Assignment 1.2: Industrialization after the Civil War Final Paper
History 105: Spring 2014
Prof. Michael Smith
Industrialization after the Civil War
After the Civil War the United States became a much more industrialized society. Between 1865 in 1920 industrialization and proved American life in many ways. However industrialization also created problems for American society. This paper will introduce my previously crafted thesis statement where I stated my opinion on how industrialization after the Civil War influenced US society, economy, and politics.
This paper will also ...view middle of the document...
The three major aspects of industrialization during 1865 and 1920 that influenced U.S. society, economy, and politics where; urbanization, working conditions, and a laissez- faire government.
Industrialization and urbanization went hand in hand. Cities offered large numbers of workers for new factories, and as more factories were built, more workers, both native –born and immigrant, moved to cities looking for jobs. Cities provided transportation for raw materials and manufactured goods, as well as markets for the consumption of finished products. By 1930 more than half of all Americans; including one million African Americans that had moved from the rural South to Western and Northern cities in search of jobs and to escape Jim Crow laws, lived in cities. The shift from rural life to urban life had both positive and negative effects. Some of the negative effects of urbanization included crowded, unsanitary living conditions for workers, and corrupt municipal, or city politics. The construction of decent housing was far below the fast paced growth of city populations, the cities were not prepared for that. The city housing primarily consisted of multifamily buildings called tenements. These tenements were usually deteriorated, located in poor working class neighborhoods, severely overcrowded, and inundated with violent crime. Cities also lacked adequate sanitation and water facilities. Poor families that lived in the slums could not afford proper diets and health care. They didn’t have the luxury of running water, and their sewage systems polluted their drinking water which; along with air pollution from the factories, aided in the outbreak of a number of diseases like tuberculosis, typhoid fever, and cholera. Urbanization also came with corruption from political machines, like New York City’s Tammany Hall, who took control of city governments and lined their pockets with money that should have been spent on public works. Tammany Hall was the name given to the Democratic political machine that dominated New York City politics from 1854 to 1954. They were a political force of hegemonic proportions with immense power over the society's bosses that allowed them to enrich themselves and their associates through corruption and administrative abuse. William M. "Boss" Tweed's infamously corrupt reign was nefarious enough to incite an attempt at reform in the early 1870s. (`Teaching Eleanor Roosevelt Glossary: Tammany Hall, 2014)

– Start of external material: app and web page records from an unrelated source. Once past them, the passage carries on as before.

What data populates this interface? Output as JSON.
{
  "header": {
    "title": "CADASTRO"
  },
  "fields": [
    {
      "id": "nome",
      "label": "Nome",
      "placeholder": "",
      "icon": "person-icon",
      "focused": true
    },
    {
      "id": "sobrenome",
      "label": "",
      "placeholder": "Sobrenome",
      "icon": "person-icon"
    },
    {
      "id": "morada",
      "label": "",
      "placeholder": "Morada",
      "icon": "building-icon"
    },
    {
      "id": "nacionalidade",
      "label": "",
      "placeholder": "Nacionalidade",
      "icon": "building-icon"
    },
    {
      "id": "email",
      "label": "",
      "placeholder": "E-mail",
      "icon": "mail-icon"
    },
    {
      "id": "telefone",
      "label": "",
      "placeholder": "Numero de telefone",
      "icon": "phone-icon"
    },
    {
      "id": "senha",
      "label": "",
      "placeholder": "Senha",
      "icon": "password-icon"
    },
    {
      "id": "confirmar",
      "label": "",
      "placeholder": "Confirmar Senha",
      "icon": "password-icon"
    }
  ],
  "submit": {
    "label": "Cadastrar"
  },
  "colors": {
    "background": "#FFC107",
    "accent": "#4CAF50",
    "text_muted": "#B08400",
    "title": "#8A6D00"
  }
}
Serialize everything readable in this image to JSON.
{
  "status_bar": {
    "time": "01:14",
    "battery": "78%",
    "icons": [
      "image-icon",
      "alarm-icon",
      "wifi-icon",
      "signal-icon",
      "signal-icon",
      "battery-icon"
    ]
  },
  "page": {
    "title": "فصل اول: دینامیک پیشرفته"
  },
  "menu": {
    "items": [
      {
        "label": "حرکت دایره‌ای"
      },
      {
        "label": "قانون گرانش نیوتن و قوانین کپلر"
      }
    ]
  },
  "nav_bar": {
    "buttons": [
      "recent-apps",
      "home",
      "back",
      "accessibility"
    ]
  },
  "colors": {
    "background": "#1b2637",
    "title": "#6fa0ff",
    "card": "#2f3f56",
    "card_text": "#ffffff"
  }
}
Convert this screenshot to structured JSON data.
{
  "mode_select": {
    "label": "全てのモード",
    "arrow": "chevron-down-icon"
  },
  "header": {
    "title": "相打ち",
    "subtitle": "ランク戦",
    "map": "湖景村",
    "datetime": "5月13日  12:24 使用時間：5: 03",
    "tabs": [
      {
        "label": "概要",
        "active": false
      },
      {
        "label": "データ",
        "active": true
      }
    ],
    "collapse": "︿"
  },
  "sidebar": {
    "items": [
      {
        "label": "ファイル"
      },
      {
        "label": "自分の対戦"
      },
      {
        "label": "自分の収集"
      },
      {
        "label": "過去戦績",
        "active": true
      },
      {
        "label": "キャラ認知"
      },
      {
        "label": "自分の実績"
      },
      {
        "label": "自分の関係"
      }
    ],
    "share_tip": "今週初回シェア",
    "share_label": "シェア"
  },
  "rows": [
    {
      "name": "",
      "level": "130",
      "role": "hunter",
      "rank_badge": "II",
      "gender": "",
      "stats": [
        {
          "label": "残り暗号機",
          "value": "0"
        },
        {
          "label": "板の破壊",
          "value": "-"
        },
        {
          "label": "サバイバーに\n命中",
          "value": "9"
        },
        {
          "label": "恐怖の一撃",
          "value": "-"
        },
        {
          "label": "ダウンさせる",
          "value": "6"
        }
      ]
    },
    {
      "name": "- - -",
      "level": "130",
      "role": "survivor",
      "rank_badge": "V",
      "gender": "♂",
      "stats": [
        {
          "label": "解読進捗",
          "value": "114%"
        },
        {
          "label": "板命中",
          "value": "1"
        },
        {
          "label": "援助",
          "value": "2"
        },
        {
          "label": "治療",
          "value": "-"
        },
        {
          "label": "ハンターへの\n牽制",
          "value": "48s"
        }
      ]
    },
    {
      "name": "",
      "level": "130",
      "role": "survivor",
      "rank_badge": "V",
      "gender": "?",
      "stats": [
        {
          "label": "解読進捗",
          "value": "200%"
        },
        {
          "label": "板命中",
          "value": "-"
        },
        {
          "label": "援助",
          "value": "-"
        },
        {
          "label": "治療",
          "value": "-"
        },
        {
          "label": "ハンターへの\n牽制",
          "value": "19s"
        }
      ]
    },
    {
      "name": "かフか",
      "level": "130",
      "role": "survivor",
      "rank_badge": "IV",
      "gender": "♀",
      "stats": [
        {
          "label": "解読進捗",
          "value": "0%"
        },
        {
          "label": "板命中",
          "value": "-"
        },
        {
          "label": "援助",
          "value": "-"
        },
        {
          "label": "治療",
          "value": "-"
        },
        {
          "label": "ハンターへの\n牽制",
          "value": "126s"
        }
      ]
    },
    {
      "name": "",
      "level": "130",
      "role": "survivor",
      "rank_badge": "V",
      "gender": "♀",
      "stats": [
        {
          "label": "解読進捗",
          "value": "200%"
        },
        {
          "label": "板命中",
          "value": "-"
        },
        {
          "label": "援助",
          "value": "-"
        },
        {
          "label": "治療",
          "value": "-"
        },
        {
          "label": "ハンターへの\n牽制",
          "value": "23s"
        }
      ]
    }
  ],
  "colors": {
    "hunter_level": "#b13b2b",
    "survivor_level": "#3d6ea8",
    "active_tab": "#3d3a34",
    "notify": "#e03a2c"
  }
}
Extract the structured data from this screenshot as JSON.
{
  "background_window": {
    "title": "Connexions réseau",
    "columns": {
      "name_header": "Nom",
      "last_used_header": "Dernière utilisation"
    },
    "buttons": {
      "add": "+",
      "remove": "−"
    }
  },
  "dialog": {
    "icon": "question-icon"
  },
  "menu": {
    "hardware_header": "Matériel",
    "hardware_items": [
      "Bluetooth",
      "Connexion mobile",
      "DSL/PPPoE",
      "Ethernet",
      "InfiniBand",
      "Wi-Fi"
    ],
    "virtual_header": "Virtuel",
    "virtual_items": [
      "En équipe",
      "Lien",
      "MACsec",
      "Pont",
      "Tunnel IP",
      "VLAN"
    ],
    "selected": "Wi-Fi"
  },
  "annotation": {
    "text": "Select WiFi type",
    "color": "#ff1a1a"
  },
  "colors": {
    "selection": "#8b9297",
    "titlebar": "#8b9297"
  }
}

The positive side of urbanization was aided by new technologies to meet the challenges created by huge numbers of people living together. Subways, streetcars, and elevated trains provided mass transportation. Steel girders and elevators made suspension bridges and high- rise skyscrapers possible. Gas and electric lights made city streets safer, and the growing health problems forced officials to deal with the water and sanitation problem by designing and building new water and sewer systems....